(Source data begins)

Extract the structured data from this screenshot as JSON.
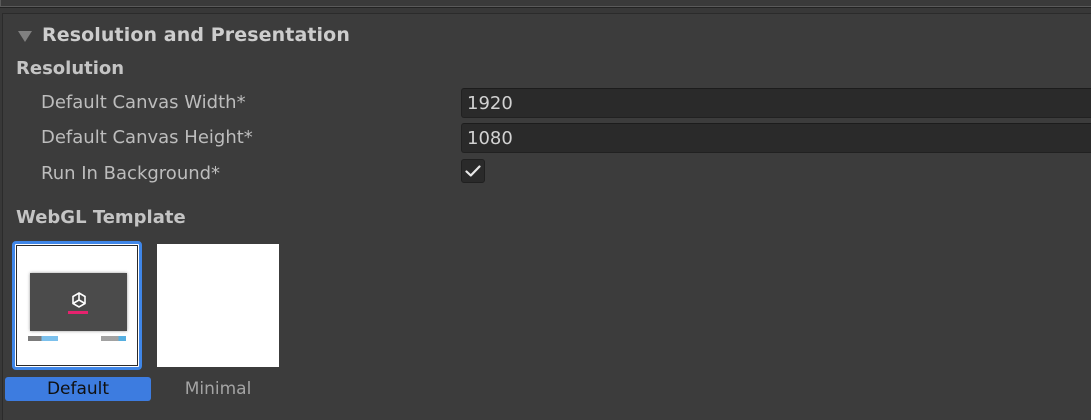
{
  "section": {
    "title": "Resolution and Presentation"
  },
  "resolution": {
    "heading": "Resolution",
    "fields": {
      "canvas_width": {
        "label": "Default Canvas Width*",
        "value": "1920"
      },
      "canvas_height": {
        "label": "Default Canvas Height*",
        "value": "1080"
      },
      "run_in_background": {
        "label": "Run In Background*",
        "checked": true
      }
    }
  },
  "webgl_template": {
    "heading": "WebGL Template",
    "templates": [
      {
        "label": "Default",
        "selected": true
      },
      {
        "label": "Minimal",
        "selected": false
      }
    ]
  },
  "colors": {
    "selection_accent": "#3d7ce0",
    "selection_border": "#3f86e8",
    "panel_background": "#3c3c3c",
    "field_background": "#2a2a2a",
    "logo_bar": "#e6226e"
  },
  "icons": {
    "foldout": "triangle-down-icon",
    "checkbox": "checkmark-icon",
    "template_logo": "unity-logo-icon"
  }
}
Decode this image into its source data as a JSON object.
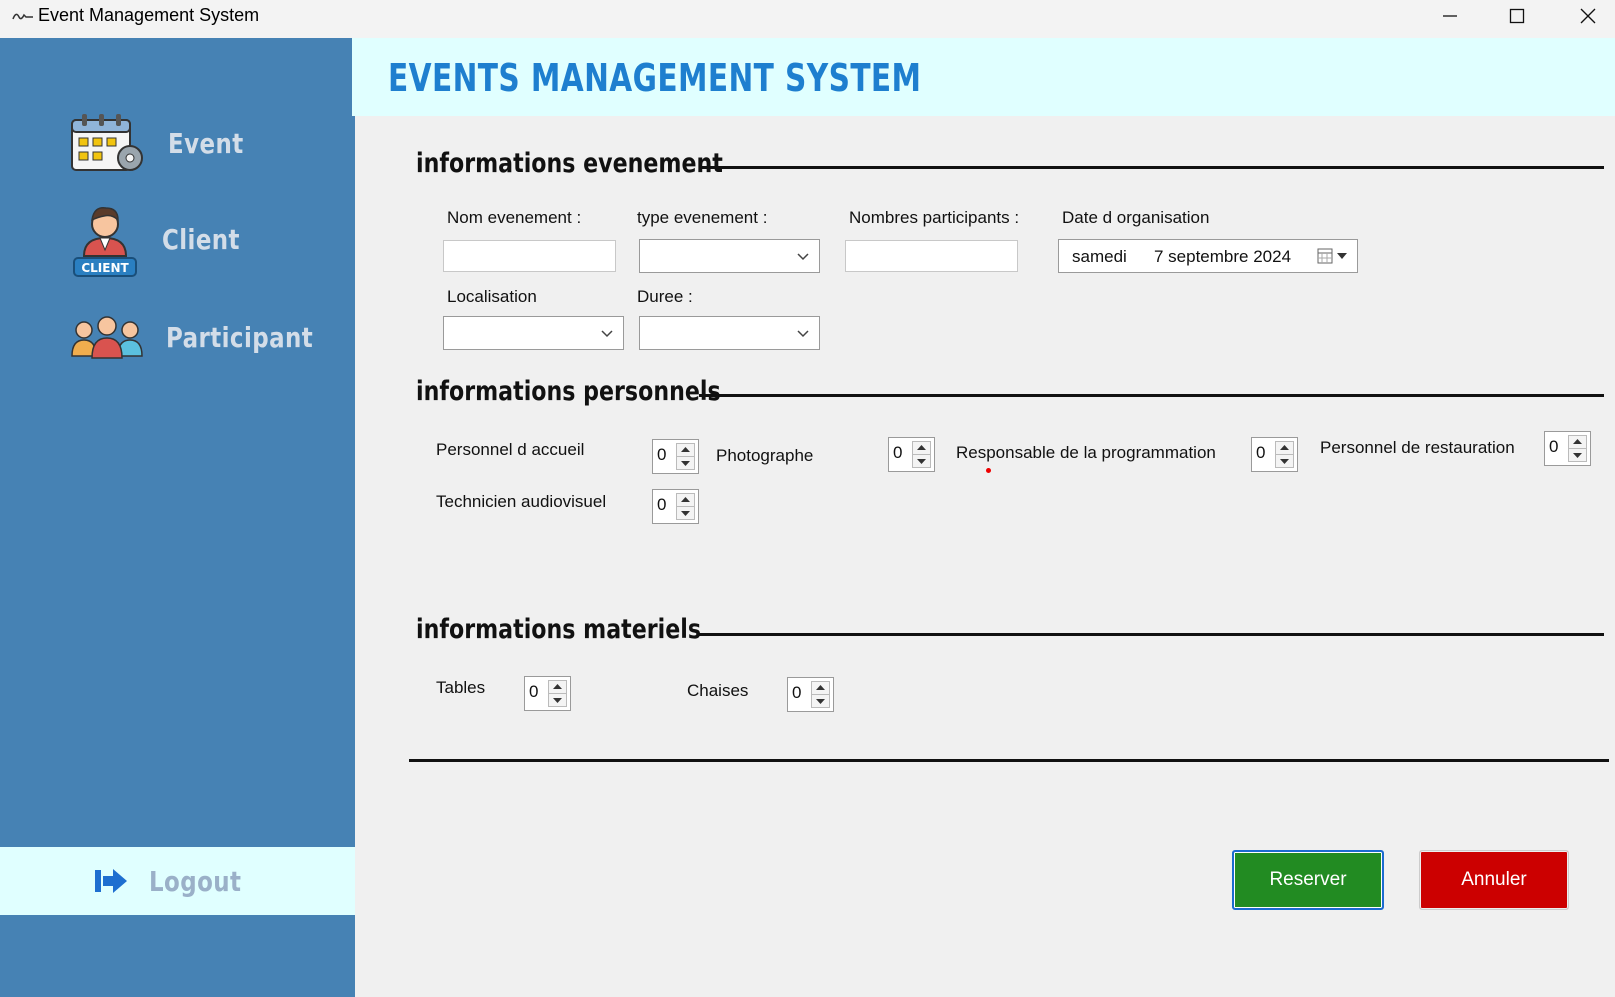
{
  "window": {
    "title": "Event Management System"
  },
  "sidebar": {
    "items": [
      {
        "label": "Event",
        "icon": "calendar-gear-icon"
      },
      {
        "label": "Client",
        "icon": "client-icon",
        "badge": "CLIENT"
      },
      {
        "label": "Participant",
        "icon": "participants-icon"
      }
    ],
    "logout": {
      "label": "Logout",
      "icon": "logout-arrow-icon"
    }
  },
  "header": {
    "title": "EVENTS MANAGEMENT SYSTEM"
  },
  "event_info": {
    "heading": "informations evenement",
    "nom_label": "Nom evenement :",
    "nom_value": "",
    "type_label": "type evenement :",
    "type_value": "",
    "participants_label": "Nombres participants :",
    "participants_value": "",
    "date_label": "Date d organisation",
    "date_day": "samedi",
    "date_value": "7 septembre 2024",
    "localisation_label": "Localisation",
    "localisation_value": "",
    "duree_label": "Duree :",
    "duree_value": ""
  },
  "personnel_info": {
    "heading": "informations personnels",
    "fields": [
      {
        "label": "Personnel d accueil",
        "value": "0"
      },
      {
        "label": "Photographe",
        "value": "0"
      },
      {
        "label": "Responsable de la programmation",
        "value": "0"
      },
      {
        "label": "Personnel de restauration",
        "value": "0"
      },
      {
        "label": "Technicien audiovisuel",
        "value": "0"
      }
    ]
  },
  "materiel_info": {
    "heading": "informations materiels",
    "fields": [
      {
        "label": "Tables",
        "value": "0"
      },
      {
        "label": "Chaises",
        "value": "0"
      }
    ]
  },
  "actions": {
    "reserve_label": "Reserver",
    "cancel_label": "Annuler"
  },
  "colors": {
    "sidebar": "#4682b4",
    "header_bg": "#e0ffff",
    "title_blue": "#1e7fcf",
    "reserve_green": "#228b22",
    "cancel_red": "#cc0000"
  }
}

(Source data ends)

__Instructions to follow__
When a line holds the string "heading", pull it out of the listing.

__Result__
    "heading": "Resolution",
    "heading": "WebGL Template",
    "heading": "informations evenement",
    "heading": "informations personnels",
    "heading": "informations materiels",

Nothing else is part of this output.